Everything one does is associated with risk, from walking to the store, to driving a car, to the foods one consumes. Some of these risks we elevate to have major impact in our decisions even if that risk is remote, whereas other more frequent risks we easily accept and move forward. Given the major complications associated with multiple cesareans, to both mother and baby, women should carefully evaluate the immediate risks in the current pregnancy with the longer-term risks of multiple cesareans. Despite the low overall risks for attempting a vaginal delivery after cesarean, in many areas, women do not have the opportunity to choose their preferred method of delivery, as VBAC may not be offered by her hospital, her physician, or, where relevant, her health care insurance plan.

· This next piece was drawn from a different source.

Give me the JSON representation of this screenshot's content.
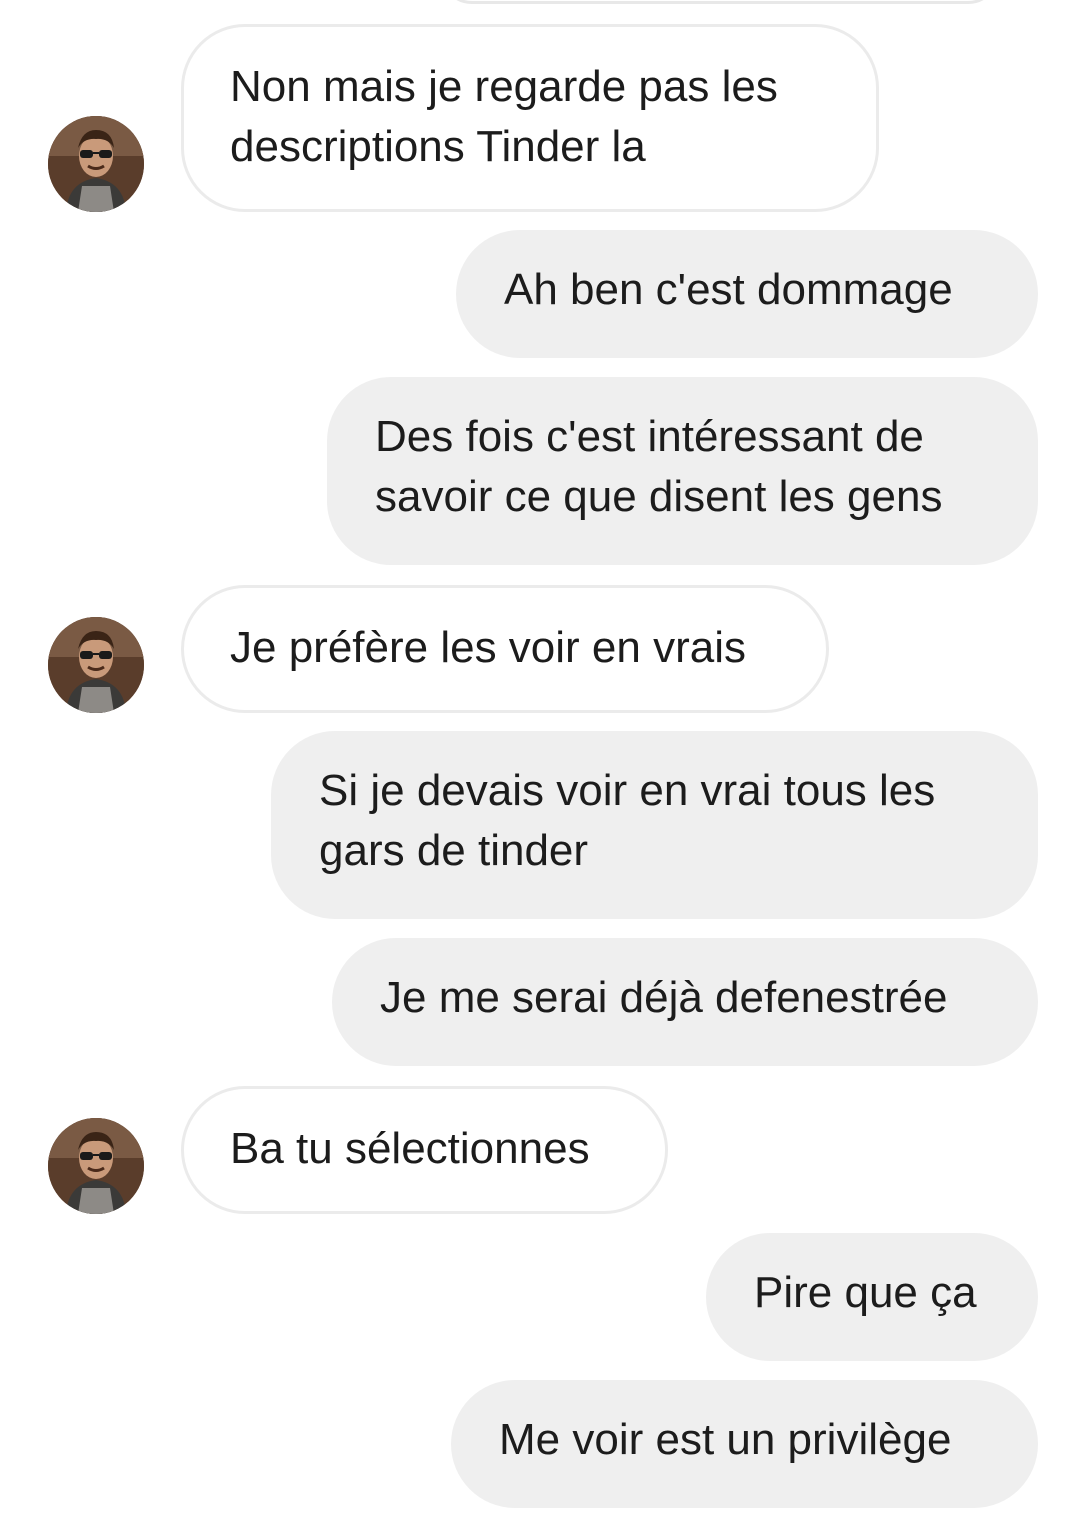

How Will These Studies Affect Practice?

Unfortunately, the discussion regarding the minimal risk associated with VBAC, and the need to advocate for more VBAC, is likely to remain academic. Moreover, these two studies are likely to increase the fear of trial of labor rather than alleviate it. When faced with a 2.4% relative risk of perinatal death or serious adverse outcome with an intent for VBAC versus a 0.9% relative risk for an intent for repeat cesarean, mothers are unlikely to choose to await labor regardless of the counseling or the risk to the mother.

What is needed is a new way to counsel patients, be it with new data or better categorization of patients' risk. The study by Fitzpatrick and colleagues confirms that oxytocin use increases the rates of uterine rupture. Most clinicians now shy away from oxytocin use, particularly for labor induction. Grobman et al. have shown that the risk and success of VBAC can be better categorized using a validated prediction model [8]. The risk is not static, but changes during pregnancy and intrapartum as the patient condition changes and new factors develop.

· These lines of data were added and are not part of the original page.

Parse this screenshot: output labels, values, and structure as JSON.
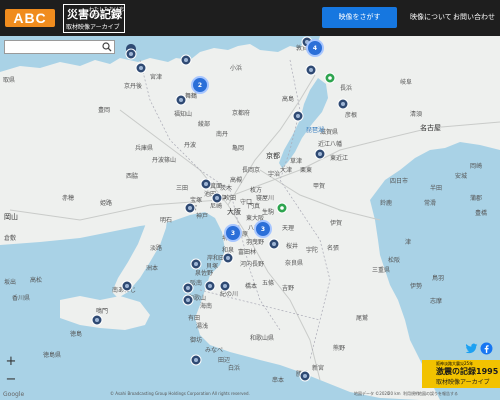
{
  "header": {
    "abc_logo": "ABC",
    "archive_logo": {
      "main": "災害の記録",
      "small": "わたしたちは忘れない",
      "sub": "取材映像アーカイブ"
    },
    "search_video_button": "映像をさがす",
    "nav": [
      "映像について",
      "お問い合わせ"
    ]
  },
  "search": {
    "placeholder": "",
    "value": ""
  },
  "map": {
    "place_labels": [
      {
        "id": "kyoto-pref",
        "text": "京都府"
      },
      {
        "id": "hyogo-pref",
        "text": "兵庫県"
      },
      {
        "id": "shiga-pref",
        "text": "滋賀県"
      },
      {
        "id": "mie-pref",
        "text": "三重県"
      },
      {
        "id": "nara-pref",
        "text": "奈良県"
      },
      {
        "id": "wakayama-pref",
        "text": "和歌山県"
      },
      {
        "id": "kagawa-pref",
        "text": "香川県"
      },
      {
        "id": "tokushima-pref",
        "text": "徳島県"
      },
      {
        "id": "nagoya",
        "text": "名古屋"
      },
      {
        "id": "kyoto",
        "text": "京都"
      },
      {
        "id": "osaka",
        "text": "大阪"
      },
      {
        "id": "okayama",
        "text": "岡山"
      },
      {
        "id": "gifu",
        "text": "岐阜"
      },
      {
        "id": "tsu",
        "text": "津"
      },
      {
        "id": "maizuru",
        "text": "舞鶴"
      },
      {
        "id": "fukuchiyama",
        "text": "福知山"
      },
      {
        "id": "tamba",
        "text": "丹波"
      },
      {
        "id": "kameoka",
        "text": "亀岡"
      },
      {
        "id": "kobe",
        "text": "神戸"
      },
      {
        "id": "tottori",
        "text": "取県"
      },
      {
        "id": "tomioka",
        "text": "豊岡"
      },
      {
        "id": "tanba-sasayama",
        "text": "丹波篠山"
      },
      {
        "id": "kyotango",
        "text": "京丹後"
      },
      {
        "id": "miyazu",
        "text": "宮津"
      },
      {
        "id": "ayabe",
        "text": "綾部"
      },
      {
        "id": "nantan",
        "text": "南丹"
      },
      {
        "id": "takashima",
        "text": "高島"
      },
      {
        "id": "nagahama",
        "text": "長浜"
      },
      {
        "id": "hikone",
        "text": "彦根"
      },
      {
        "id": "omihachiman",
        "text": "近江八幡"
      },
      {
        "id": "koka",
        "text": "甲賀"
      },
      {
        "id": "iga",
        "text": "伊賀"
      },
      {
        "id": "nabari",
        "text": "名張"
      },
      {
        "id": "yokkaichi",
        "text": "四日市"
      },
      {
        "id": "suzuka",
        "text": "鈴鹿"
      },
      {
        "id": "matsusaka",
        "text": "松阪"
      },
      {
        "id": "ise",
        "text": "伊勢"
      },
      {
        "id": "toba",
        "text": "鳥羽"
      },
      {
        "id": "shima",
        "text": "志摩"
      },
      {
        "id": "kiyosu",
        "text": "清須"
      },
      {
        "id": "anjo",
        "text": "安城"
      },
      {
        "id": "okazaki",
        "text": "岡崎"
      },
      {
        "id": "toyohashi",
        "text": "豊橋"
      },
      {
        "id": "gamagori",
        "text": "蒲郡"
      },
      {
        "id": "handa",
        "text": "半田"
      },
      {
        "id": "tokoname",
        "text": "常滑"
      },
      {
        "id": "himeji",
        "text": "姫路"
      },
      {
        "id": "akashi",
        "text": "明石"
      },
      {
        "id": "awaji",
        "text": "淡路"
      },
      {
        "id": "sumoto",
        "text": "洲本"
      },
      {
        "id": "minamiawaji",
        "text": "南あわじ"
      },
      {
        "id": "naruto",
        "text": "鳴門"
      },
      {
        "id": "tokushima",
        "text": "徳島"
      },
      {
        "id": "takamatsu",
        "text": "高松"
      },
      {
        "id": "sakaide",
        "text": "坂出"
      },
      {
        "id": "kishiwada",
        "text": "岸和田"
      },
      {
        "id": "izumisano",
        "text": "泉佐野"
      },
      {
        "id": "hashimoto",
        "text": "橋本"
      },
      {
        "id": "kinokawa",
        "text": "紀の川"
      },
      {
        "id": "wakayama",
        "text": "和歌山"
      },
      {
        "id": "arida",
        "text": "有田"
      },
      {
        "id": "gobo",
        "text": "御坊"
      },
      {
        "id": "tanabe",
        "text": "田辺"
      },
      {
        "id": "gojo",
        "text": "五條"
      },
      {
        "id": "yoshino",
        "text": "吉野"
      },
      {
        "id": "shingu",
        "text": "新宮"
      },
      {
        "id": "owase",
        "text": "尾鷲"
      },
      {
        "id": "kumano",
        "text": "熊野"
      },
      {
        "id": "biwako",
        "text": "琵琶湖"
      },
      {
        "id": "sakai",
        "text": "堺"
      },
      {
        "id": "tsuruga",
        "text": "敦賀"
      },
      {
        "id": "obama",
        "text": "小浜"
      },
      {
        "id": "kurashiki",
        "text": "倉敷"
      },
      {
        "id": "ako",
        "text": "赤穂"
      },
      {
        "id": "nishiwaki",
        "text": "西脇"
      },
      {
        "id": "sanda",
        "text": "三田"
      },
      {
        "id": "ikoma",
        "text": "生駒"
      },
      {
        "id": "tenri",
        "text": "天理"
      },
      {
        "id": "sakurai",
        "text": "桜井"
      },
      {
        "id": "uda",
        "text": "宇陀"
      },
      {
        "id": "higashiomi",
        "text": "東近江"
      },
      {
        "id": "ritto",
        "text": "栗東"
      },
      {
        "id": "kusatsu",
        "text": "草津"
      },
      {
        "id": "otsu",
        "text": "大津"
      },
      {
        "id": "uji",
        "text": "宇治"
      },
      {
        "id": "nagaokakyo",
        "text": "長岡京"
      },
      {
        "id": "hirakata",
        "text": "枚方"
      },
      {
        "id": "takatsuki",
        "text": "高槻"
      },
      {
        "id": "ibaraki",
        "text": "茨木"
      },
      {
        "id": "minoh",
        "text": "箕面"
      },
      {
        "id": "ikeda",
        "text": "池田"
      },
      {
        "id": "takarazuka",
        "text": "宝塚"
      },
      {
        "id": "nishinomiya",
        "text": "西宮"
      },
      {
        "id": "amagasaki",
        "text": "尼崎"
      },
      {
        "id": "toyonaka",
        "text": "豊中"
      },
      {
        "id": "suita",
        "text": "吹田"
      },
      {
        "id": "moriguchi",
        "text": "守口"
      },
      {
        "id": "kadoma",
        "text": "門真"
      },
      {
        "id": "neyagawa",
        "text": "寝屋川"
      },
      {
        "id": "higashiosaka",
        "text": "東大阪"
      },
      {
        "id": "yao",
        "text": "八尾"
      },
      {
        "id": "matsubara",
        "text": "松原"
      },
      {
        "id": "habikino",
        "text": "羽曳野"
      },
      {
        "id": "tondabayashi",
        "text": "富田林"
      },
      {
        "id": "kawachinagano",
        "text": "河内長野"
      },
      {
        "id": "izumi",
        "text": "和泉"
      },
      {
        "id": "kaizuka",
        "text": "貝塚"
      },
      {
        "id": "hannan",
        "text": "阪南"
      },
      {
        "id": "kainan",
        "text": "海南"
      },
      {
        "id": "yuasa",
        "text": "湯浅"
      },
      {
        "id": "minabe",
        "text": "みなべ"
      },
      {
        "id": "shirahama",
        "text": "白浜"
      },
      {
        "id": "kushimoto",
        "text": "串本"
      },
      {
        "id": "katsuura",
        "text": "勝浦"
      }
    ],
    "clusters": [
      {
        "id": "cluster-2",
        "count": "2"
      },
      {
        "id": "cluster-4",
        "count": "4"
      },
      {
        "id": "cluster-3a",
        "count": "3"
      },
      {
        "id": "cluster-3b",
        "count": "3"
      }
    ]
  },
  "zoom": {
    "in": "+",
    "out": "−"
  },
  "banner": {
    "line1": "阪神淡路大震災25年",
    "line2": "激震の記録1995",
    "line3": "取材映像アーカイブ",
    "chevron": "›"
  },
  "attribution": {
    "google": "Google",
    "copyright": "© Asahi Broadcasting Group Holdings Corporation All rights reserved.",
    "map_data": "地図データ ©2020",
    "scale": "20 km",
    "terms": "利用規約",
    "report": "地図の誤りを報告する"
  },
  "colors": {
    "header_bg": "#1e1e1e",
    "abc_orange": "#f08c1e",
    "button_blue": "#1677e0",
    "sea": "#a9d2e6",
    "land": "#eef0ee",
    "pin": "#2f4a73",
    "cluster": "#2b6fd8",
    "green_pin": "#2ea44f",
    "banner": "#f2c200"
  }
}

In the end, the onus falls on the clinicians. All this discussion would be moot and neither the patient nor the clinician would have to fret about whether to attempt a trial of labor or choose a repeat cesarean if the first cesarean had been prevented.

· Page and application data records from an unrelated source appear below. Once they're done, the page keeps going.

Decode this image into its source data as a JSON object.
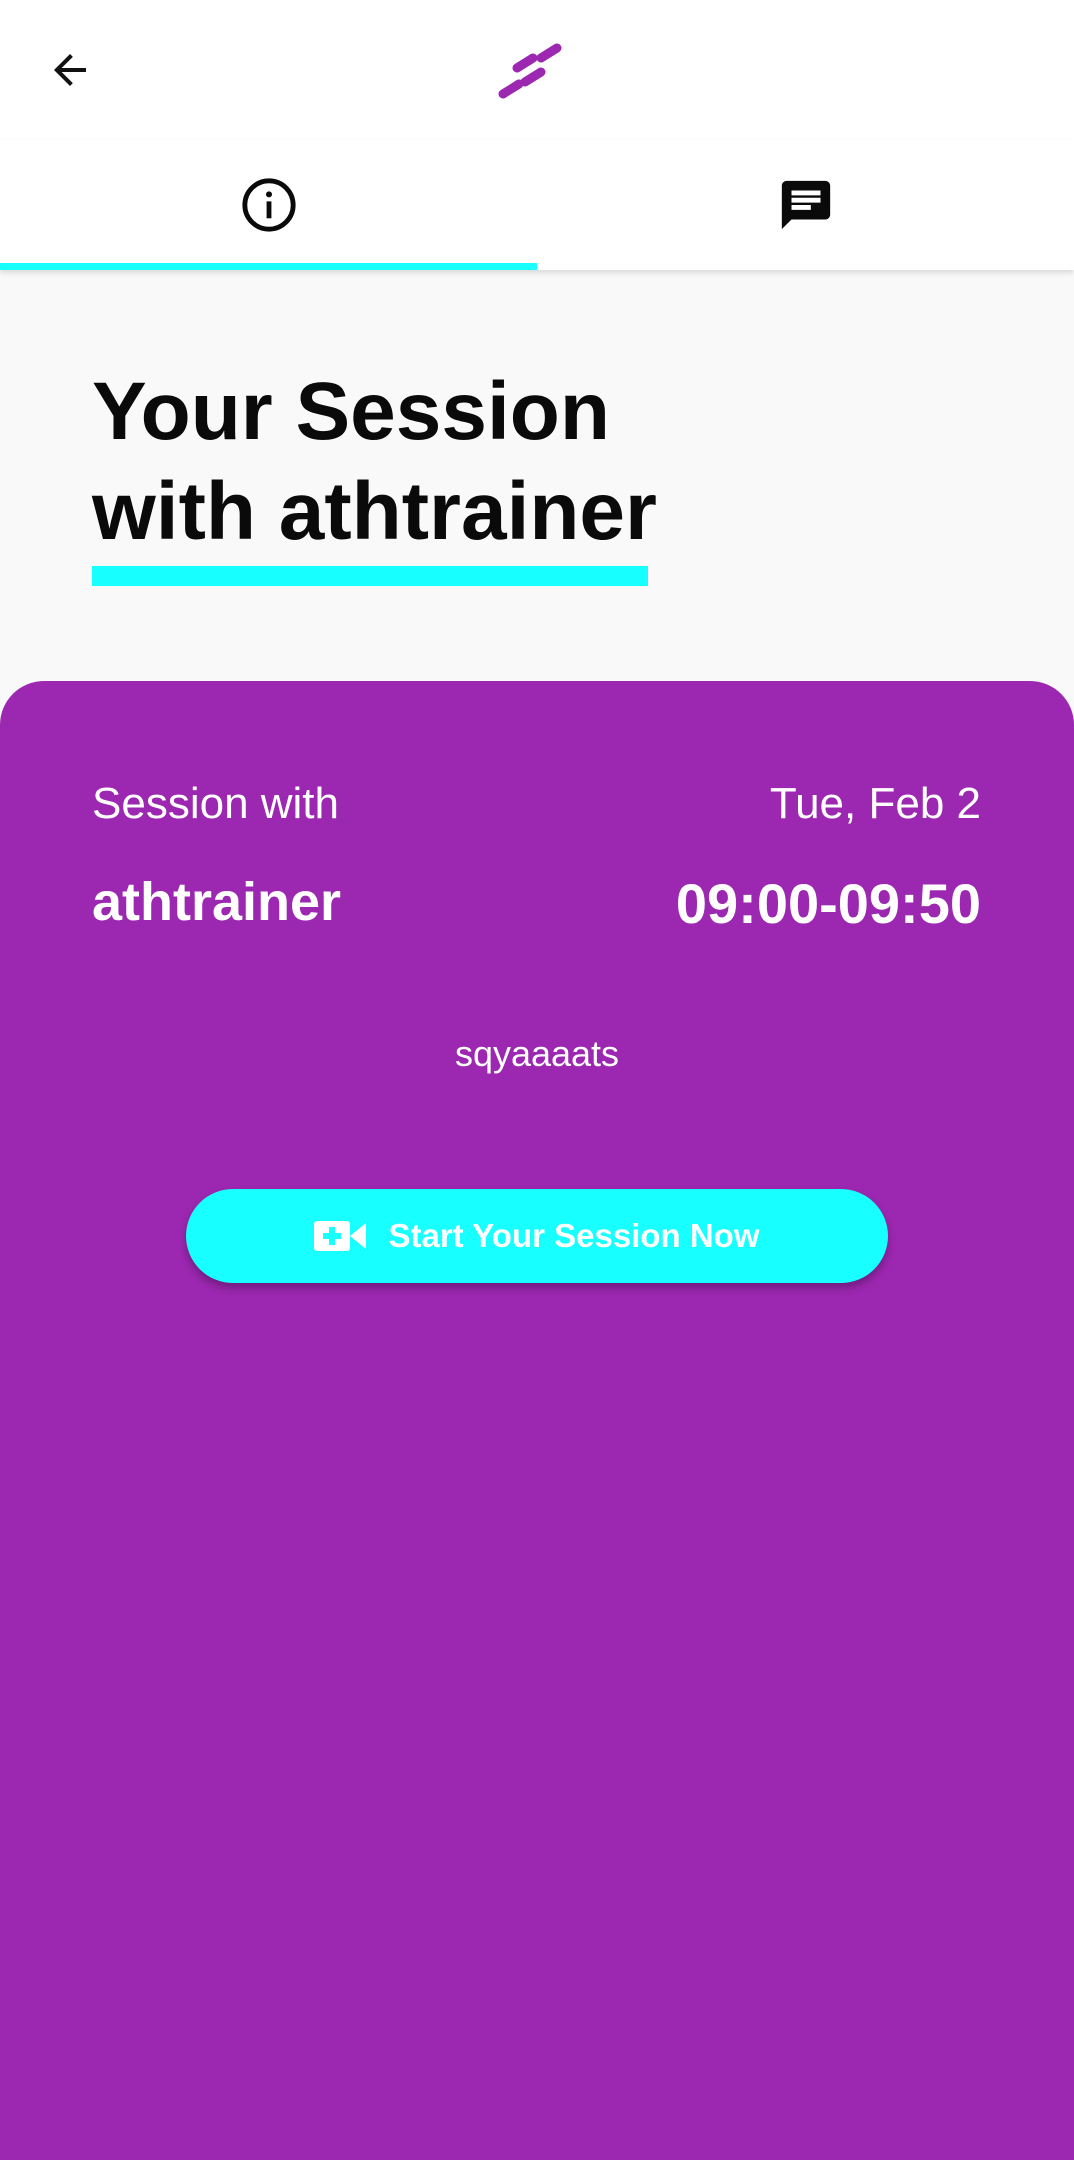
{
  "header": {
    "back_icon": "arrow-left-icon",
    "logo_icon": "brand-stripes-logo"
  },
  "tabs": [
    {
      "icon": "info-circle-icon",
      "selected": true
    },
    {
      "icon": "chat-message-icon",
      "selected": false
    }
  ],
  "title": {
    "line1": "Your Session",
    "line2": "with athtrainer"
  },
  "session": {
    "with_label": "Session with",
    "trainer": "athtrainer",
    "date": "Tue, Feb 2",
    "time": "09:00-09:50",
    "note": "sqyaaaats"
  },
  "start_button": {
    "icon": "video-call-icon",
    "label": "Start Your Session Now"
  },
  "colors": {
    "accent": "#18ffff",
    "card": "#9c27b0",
    "logo": "#9c27b0"
  }
}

Author Contributions

Wrote the first draft of the manuscript: CS. ICMJE criteria for authorship read and met: CS. Agree with manuscript results and conclusions: CS.

References

  1. 1. Fitzpatrick K, Kurinczuk JJ, Alfirevic Z, Spark P, Brocklehurst P, et al. (2012) Uterine rupture by intended mode of delivery in the UK: a national case-control study. PLoS Med 9: e1001184. doi:10.1371/journal.pmed.1001184.
  2. 2. Crowther CA, Dodd JM, Hiller JE, Haslam RR, Robinson JS, et al. (2012) Planned vaginal birth or elective repeat caesarean—patient preference restricted cohort with nested randomised trial. PLoS Med 9: e1001192. doi:10.1371/journal.pmed.1001192.
  3. 3. National Institutes of Health Consensus Development Conference Panel (2010) National Institutes of Health Consensus Development conference statement: vaginal birth after cesarean: new insights March 8–10, 2010. Obstet Gynecol 115: 1279–1295.
  4. 4. Eddleman KA, Malone FD, Sullivan L, Dukes K, Berkowitz RL, et al. (2006) Pregnancy loss rates after midtrimester amniocentesis. Obstet Gynecol 108: 1067–1072.
  5. 5. Lin MG (2006) Umbilical cord prolapse. Obstet Gynecol Surv 61: 269–277.
  6. 6. Ananth CV, Wilcox AJ (2001) Placental abruption and perinatal mortality in the United States. Am J Epidemiol 153: 332–337.
  7. 7. Mathews TJ, Menacker F, MacDorman MF (2003) Infant mortality statistics from the 2001 period linked birth/infant death data set. National vital statistics reports; vol 52 no 2. Hyattsville, Maryland: National Center for Health Statistics.
  8. 8. Costantine MM, Fox K, Byers BD, Mateus J, Ghulmiyyah LM, et al. (2009) Validation of the prediction model for success of vaginal birth after cesarean delivery. Obstet Gynecol 114: 1029–1033.